--- Data shown Enclosed Below ---

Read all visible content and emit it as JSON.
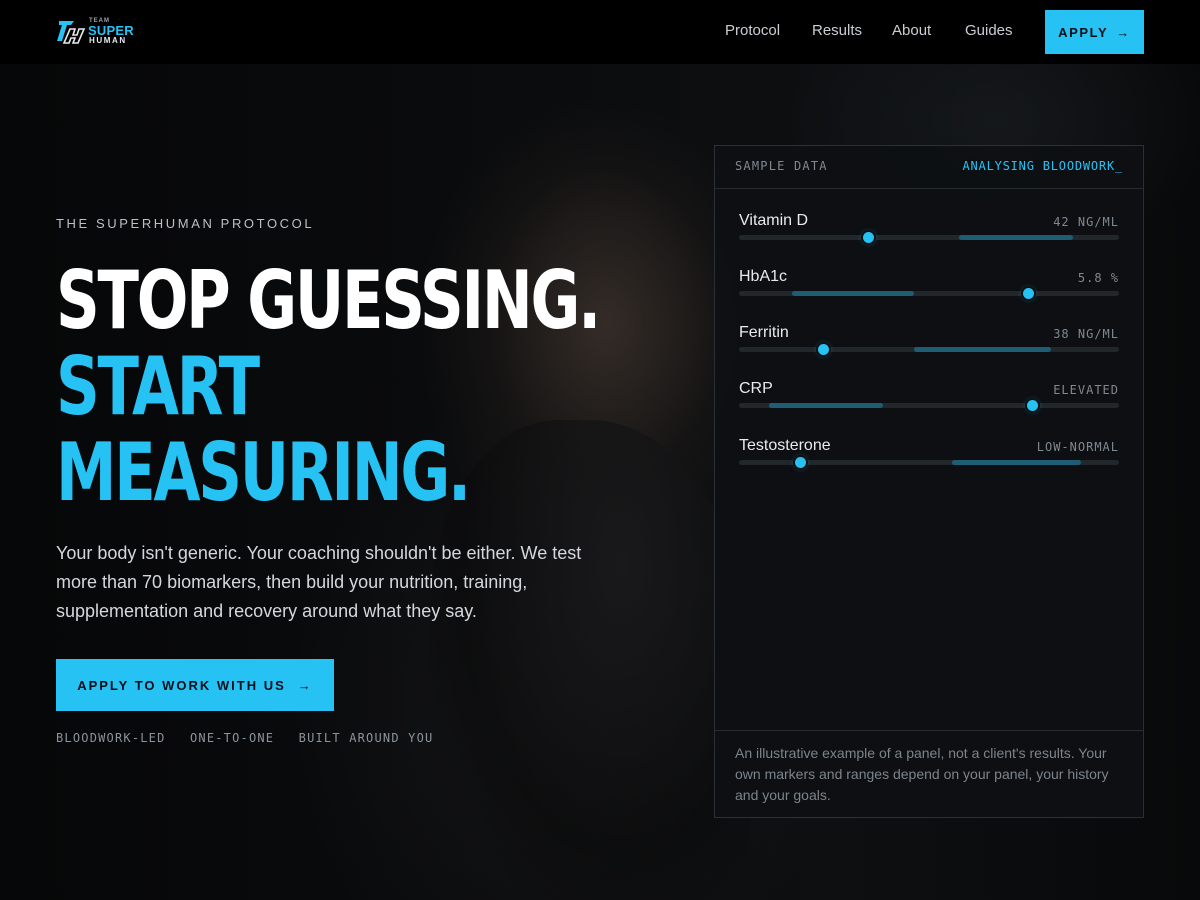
{
  "brand": {
    "logo_small": "TEAM",
    "logo_top": "SUPER",
    "logo_bottom": "HUMAN",
    "accent_color": "#27c2f4"
  },
  "nav": {
    "items": [
      {
        "label": "Protocol"
      },
      {
        "label": "Results"
      },
      {
        "label": "About"
      },
      {
        "label": "Guides"
      }
    ],
    "apply_label": "APPLY",
    "apply_icon": "arrow-right-icon"
  },
  "hero": {
    "eyebrow": "THE SUPERHUMAN PROTOCOL",
    "headline_line1": "STOP GUESSING.",
    "headline_line2": "START",
    "headline_line3": "MEASURING.",
    "body": "Your body isn't generic. Your coaching shouldn't be either. We test more than 70 biomarkers, then build your nutrition, training, supplementation and recovery around what they say.",
    "cta_label": "APPLY TO WORK WITH US",
    "cta_icon": "arrow-right-icon",
    "tags": [
      "BLOODWORK-LED",
      "ONE-TO-ONE",
      "BUILT AROUND YOU"
    ]
  },
  "panel": {
    "header_left": "SAMPLE DATA",
    "header_right": "ANALYSING BLOODWORK_",
    "markers": [
      {
        "name": "Vitamin D",
        "value": "42 NG/ML",
        "range_start": 0.58,
        "range_end": 0.88,
        "marker_pos": 0.34
      },
      {
        "name": "HbA1c",
        "value": "5.8 %",
        "range_start": 0.14,
        "range_end": 0.46,
        "marker_pos": 0.76
      },
      {
        "name": "Ferritin",
        "value": "38 NG/ML",
        "range_start": 0.46,
        "range_end": 0.82,
        "marker_pos": 0.22
      },
      {
        "name": "CRP",
        "value": "ELEVATED",
        "range_start": 0.08,
        "range_end": 0.38,
        "marker_pos": 0.77
      },
      {
        "name": "Testosterone",
        "value": "LOW-NORMAL",
        "range_start": 0.56,
        "range_end": 0.9,
        "marker_pos": 0.16
      }
    ],
    "footer": "An illustrative example of a panel, not a client's results. Your own markers and ranges depend on your panel, your history and your goals."
  }
}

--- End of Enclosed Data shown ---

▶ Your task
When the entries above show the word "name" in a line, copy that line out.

▶ Written response
        "name": "Vitamin D",
        "name": "HbA1c",
        "name": "Ferritin",
        "name": "CRP",
        "name": "Testosterone",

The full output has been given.